What did they say about it?
They were very pleased. They said that they forgot they were watching a movie. They were revisiting times of their lives, and they said it was just like that, so that was something big. But again, there were a lot of concessions we had to make in order to make a film. So I think this is a good chance for the audience to get a glimpse of what happened then, and go and do their own research.
Was it challenging to figure out where to start and end the film?
Yeah, definitely. I decided not to go from when he was born to when he died because we just talked about ten years of his life and it was already a lot to hope to tell in two hours. It would have been impossible to tell it from beginning to end. And I also think that makes the film powerful because it makes it more real, I think.
What were some of the qualities of Cesar Chavez’s demeanor or persona that you felt were important to convey?
I love how little he wanted to be in the spotlight. I love that people would tell me in interviews and in the research I did that Cesar could be in a room and you wouldn’t know who Cesar was because he always wanted to blend as part of something bigger. Nobody ever did a film about him when he was alive because he always said, “No, no, it’s not about me.” Every time he received an award or something, he would ask for the award to be in the name of the union, of everyone, and I kind of love that.
Do you feel like there are any burgeoning leaders within the Latino community?
Yeah. I think they’re being born. Again, this election was a great sign. This is a time when this community can have a lot of strength and change the perception in this country about the community. And yeah, I think there are third and fourth generations that are changing. Well, they are American and that’s what I love about Cesar Chavez too. We’re telling a story about an American who had to live with prejudice that this country has for the country in the South.
Is that part of the reason why you decided to make the film in English?
I wanted a film that would have been real and they all told me that Cesar would speak in Spanish with his parents, but with his family it would be in English. He grew up in a place where, in school, they wouldn’t allow you to speak in Spanish. And he was born in the United States, not in Mexico, so we are telling the story of an American. I believe there is a lot of prejudice around this community in the United States but also in Mexico, where I come from, you know? I can’t wait to also show this film in Mexico because not many know about Cesar Chavez and the struggles of this community in the 60's, so it’s going to be very interesting to see the reaction there.
Did you get to spend some time in the vineyards and the farms with some of the workers today?

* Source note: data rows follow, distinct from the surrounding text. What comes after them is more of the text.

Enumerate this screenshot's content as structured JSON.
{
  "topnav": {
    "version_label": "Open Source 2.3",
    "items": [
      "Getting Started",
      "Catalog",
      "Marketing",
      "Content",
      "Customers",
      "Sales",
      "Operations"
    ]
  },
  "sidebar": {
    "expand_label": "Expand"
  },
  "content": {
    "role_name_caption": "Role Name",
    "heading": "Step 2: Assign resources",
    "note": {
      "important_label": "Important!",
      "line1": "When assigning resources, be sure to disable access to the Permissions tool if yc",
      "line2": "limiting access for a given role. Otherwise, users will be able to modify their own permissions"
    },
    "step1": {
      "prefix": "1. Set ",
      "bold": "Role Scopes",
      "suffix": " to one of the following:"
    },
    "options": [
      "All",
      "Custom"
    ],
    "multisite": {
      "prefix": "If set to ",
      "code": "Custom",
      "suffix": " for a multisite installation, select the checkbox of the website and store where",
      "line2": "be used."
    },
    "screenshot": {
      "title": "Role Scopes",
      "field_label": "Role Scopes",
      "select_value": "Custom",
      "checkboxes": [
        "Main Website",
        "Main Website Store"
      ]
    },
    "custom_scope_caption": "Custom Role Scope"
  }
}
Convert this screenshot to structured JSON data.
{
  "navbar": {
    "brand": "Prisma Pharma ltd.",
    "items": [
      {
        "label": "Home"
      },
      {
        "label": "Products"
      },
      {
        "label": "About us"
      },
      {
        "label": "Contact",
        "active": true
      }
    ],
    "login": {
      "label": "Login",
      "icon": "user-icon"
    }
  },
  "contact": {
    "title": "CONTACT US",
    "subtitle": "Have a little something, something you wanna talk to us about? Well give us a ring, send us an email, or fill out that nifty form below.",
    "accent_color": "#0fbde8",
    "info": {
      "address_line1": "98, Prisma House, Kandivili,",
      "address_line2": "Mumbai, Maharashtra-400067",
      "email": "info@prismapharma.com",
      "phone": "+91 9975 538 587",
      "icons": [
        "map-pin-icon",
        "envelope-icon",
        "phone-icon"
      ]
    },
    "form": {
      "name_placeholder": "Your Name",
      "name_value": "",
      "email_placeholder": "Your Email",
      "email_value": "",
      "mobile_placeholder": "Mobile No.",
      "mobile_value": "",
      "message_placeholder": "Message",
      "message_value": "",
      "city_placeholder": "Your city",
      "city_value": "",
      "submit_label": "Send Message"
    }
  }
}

Definitely. That’s why I tell you that today the situation is even more complicated.
How is it more complicated?
Since 9/11, security has become such a priority, and that fear works against a possible and necessary and immediate change in the way that I basically think this community has accepted that there are different kinds of citizens. There’s classism when it comes to the citizens of this country and that’s just ridiculous. It makes no sense. This country has decided to, how do you say, convivir.
Exactly. They’ve decided to convivir with this community, but at the same time they’re not willing to do anything because they know people have chosen for many years to ignore this community and I think that now, it has become impossible to ignore it, and that’s why change is going to happen.
Cesar Chavez hits theaters this Friday, March 28! Are you planning to go see it?